In the data, find the word "true" and copy out every line that has it.

[Interface dataset entries]
*** Block opens ***
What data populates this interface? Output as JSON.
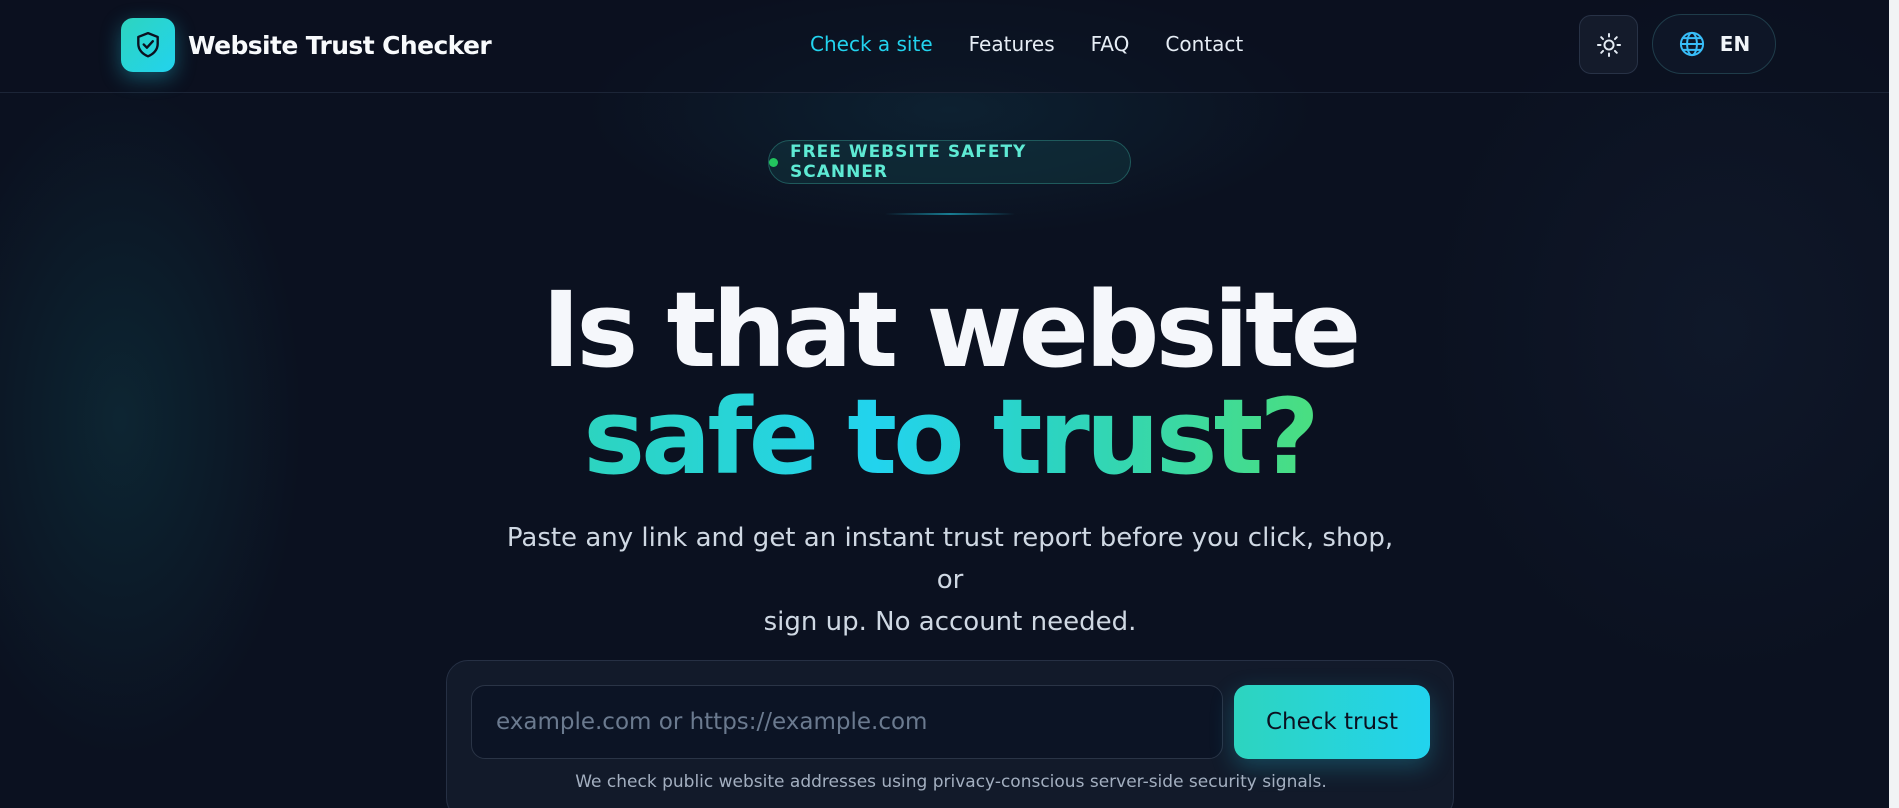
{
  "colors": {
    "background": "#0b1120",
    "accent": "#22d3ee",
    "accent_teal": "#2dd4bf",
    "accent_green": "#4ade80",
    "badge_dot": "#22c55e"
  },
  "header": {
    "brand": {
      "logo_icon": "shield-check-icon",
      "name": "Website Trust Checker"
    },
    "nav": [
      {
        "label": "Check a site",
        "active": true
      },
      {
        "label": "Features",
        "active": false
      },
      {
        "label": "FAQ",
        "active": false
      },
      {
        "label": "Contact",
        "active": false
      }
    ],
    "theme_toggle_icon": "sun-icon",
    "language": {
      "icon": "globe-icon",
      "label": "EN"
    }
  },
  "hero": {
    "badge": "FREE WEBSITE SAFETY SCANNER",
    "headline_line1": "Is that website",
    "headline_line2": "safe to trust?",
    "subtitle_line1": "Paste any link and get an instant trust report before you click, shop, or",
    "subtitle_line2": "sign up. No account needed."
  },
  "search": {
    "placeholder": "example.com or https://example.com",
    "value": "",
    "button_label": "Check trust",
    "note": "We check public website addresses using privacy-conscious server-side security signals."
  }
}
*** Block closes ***
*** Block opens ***
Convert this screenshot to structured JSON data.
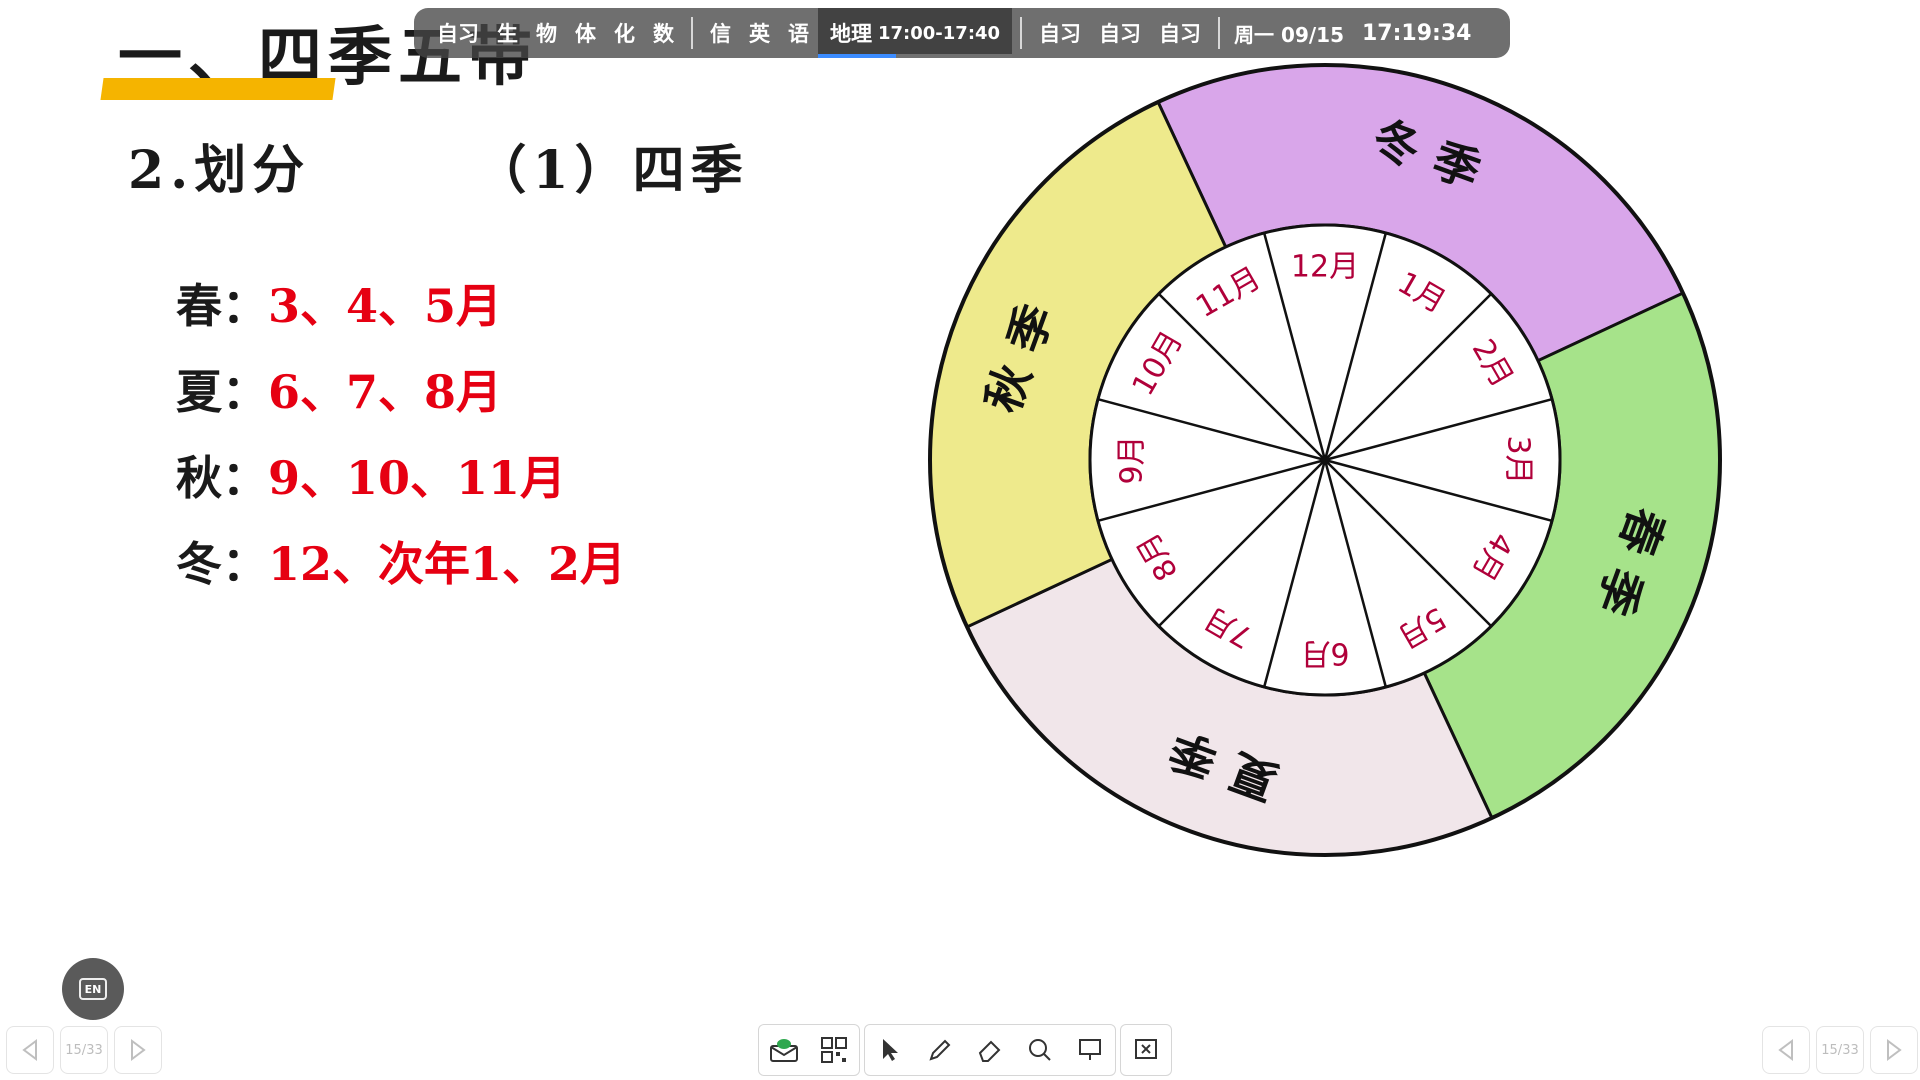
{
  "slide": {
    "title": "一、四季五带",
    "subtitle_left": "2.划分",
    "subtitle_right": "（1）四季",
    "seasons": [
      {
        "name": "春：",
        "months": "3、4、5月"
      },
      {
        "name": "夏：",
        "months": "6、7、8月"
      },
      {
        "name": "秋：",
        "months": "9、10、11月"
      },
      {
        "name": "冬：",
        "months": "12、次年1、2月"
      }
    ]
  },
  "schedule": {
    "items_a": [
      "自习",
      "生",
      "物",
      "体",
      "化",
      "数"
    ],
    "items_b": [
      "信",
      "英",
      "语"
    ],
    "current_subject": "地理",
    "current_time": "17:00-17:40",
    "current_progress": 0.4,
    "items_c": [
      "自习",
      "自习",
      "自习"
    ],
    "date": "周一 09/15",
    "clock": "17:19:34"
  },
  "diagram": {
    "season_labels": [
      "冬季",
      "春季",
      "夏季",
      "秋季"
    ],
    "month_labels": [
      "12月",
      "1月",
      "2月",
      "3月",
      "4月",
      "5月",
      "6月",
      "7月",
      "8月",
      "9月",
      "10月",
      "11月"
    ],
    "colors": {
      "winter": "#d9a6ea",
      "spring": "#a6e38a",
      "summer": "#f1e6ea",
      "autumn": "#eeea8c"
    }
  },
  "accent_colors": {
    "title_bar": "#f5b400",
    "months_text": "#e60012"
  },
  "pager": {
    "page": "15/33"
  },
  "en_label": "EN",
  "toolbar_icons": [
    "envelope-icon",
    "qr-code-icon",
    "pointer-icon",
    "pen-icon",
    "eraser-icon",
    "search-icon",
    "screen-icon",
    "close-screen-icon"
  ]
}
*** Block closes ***
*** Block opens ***
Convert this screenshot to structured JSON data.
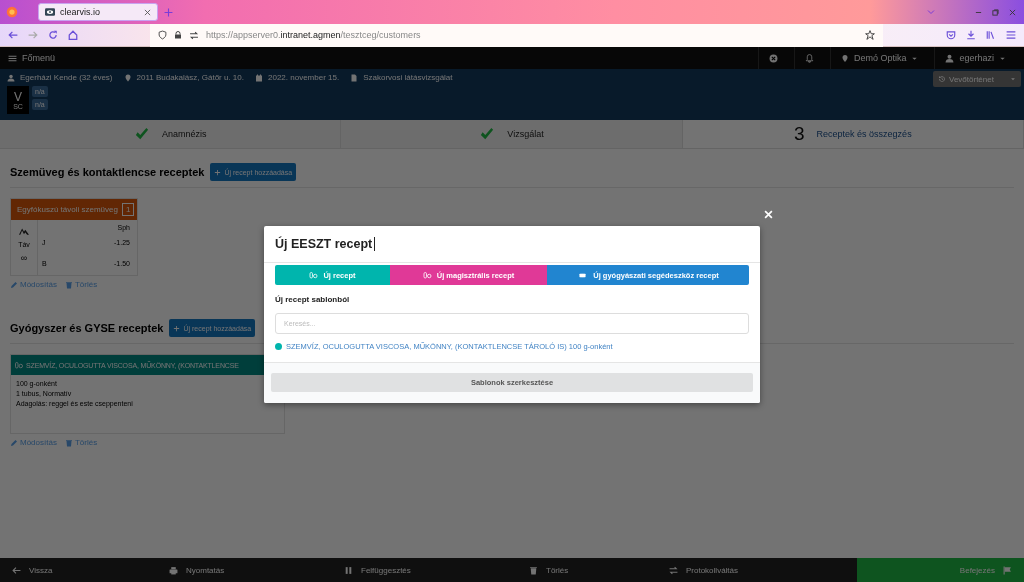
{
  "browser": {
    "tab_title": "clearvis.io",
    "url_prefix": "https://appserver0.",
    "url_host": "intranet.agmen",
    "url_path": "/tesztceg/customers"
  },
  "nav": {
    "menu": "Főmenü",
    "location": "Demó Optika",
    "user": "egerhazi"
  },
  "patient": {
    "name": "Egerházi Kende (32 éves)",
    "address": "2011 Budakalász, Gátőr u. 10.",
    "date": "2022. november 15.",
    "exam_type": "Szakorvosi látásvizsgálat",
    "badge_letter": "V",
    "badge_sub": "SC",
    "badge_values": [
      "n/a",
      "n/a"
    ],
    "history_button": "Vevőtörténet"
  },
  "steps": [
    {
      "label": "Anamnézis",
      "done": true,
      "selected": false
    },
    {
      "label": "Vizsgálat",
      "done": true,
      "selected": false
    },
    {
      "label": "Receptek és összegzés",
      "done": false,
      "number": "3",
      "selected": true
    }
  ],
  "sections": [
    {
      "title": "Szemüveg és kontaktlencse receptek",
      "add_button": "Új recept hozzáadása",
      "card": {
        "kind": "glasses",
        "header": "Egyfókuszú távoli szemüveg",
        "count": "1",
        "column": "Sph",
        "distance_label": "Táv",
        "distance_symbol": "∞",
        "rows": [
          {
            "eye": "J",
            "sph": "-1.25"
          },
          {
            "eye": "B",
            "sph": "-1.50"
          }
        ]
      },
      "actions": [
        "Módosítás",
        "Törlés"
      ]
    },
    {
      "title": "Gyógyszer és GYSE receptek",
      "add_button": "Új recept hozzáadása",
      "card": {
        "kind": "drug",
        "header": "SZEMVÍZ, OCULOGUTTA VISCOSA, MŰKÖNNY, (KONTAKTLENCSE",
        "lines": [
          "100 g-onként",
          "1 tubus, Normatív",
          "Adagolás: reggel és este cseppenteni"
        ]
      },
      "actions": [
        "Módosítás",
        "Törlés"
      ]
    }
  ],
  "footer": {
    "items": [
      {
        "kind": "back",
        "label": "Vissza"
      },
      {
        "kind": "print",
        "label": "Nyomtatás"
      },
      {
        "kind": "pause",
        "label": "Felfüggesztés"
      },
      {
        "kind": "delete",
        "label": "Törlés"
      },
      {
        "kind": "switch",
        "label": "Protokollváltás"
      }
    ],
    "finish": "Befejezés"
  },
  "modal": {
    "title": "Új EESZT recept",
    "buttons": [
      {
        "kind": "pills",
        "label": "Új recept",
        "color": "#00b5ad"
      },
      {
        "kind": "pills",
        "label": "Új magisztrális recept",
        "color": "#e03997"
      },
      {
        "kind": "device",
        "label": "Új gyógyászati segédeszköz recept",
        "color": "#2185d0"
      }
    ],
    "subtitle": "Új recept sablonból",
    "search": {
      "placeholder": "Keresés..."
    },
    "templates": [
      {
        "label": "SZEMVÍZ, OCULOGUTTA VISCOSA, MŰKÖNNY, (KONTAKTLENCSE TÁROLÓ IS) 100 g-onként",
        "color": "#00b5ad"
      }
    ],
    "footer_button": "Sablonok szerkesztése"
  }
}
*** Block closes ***
» **Response to the task**:
        "active": true
      "done": true,
      "done": true,
      "selected": true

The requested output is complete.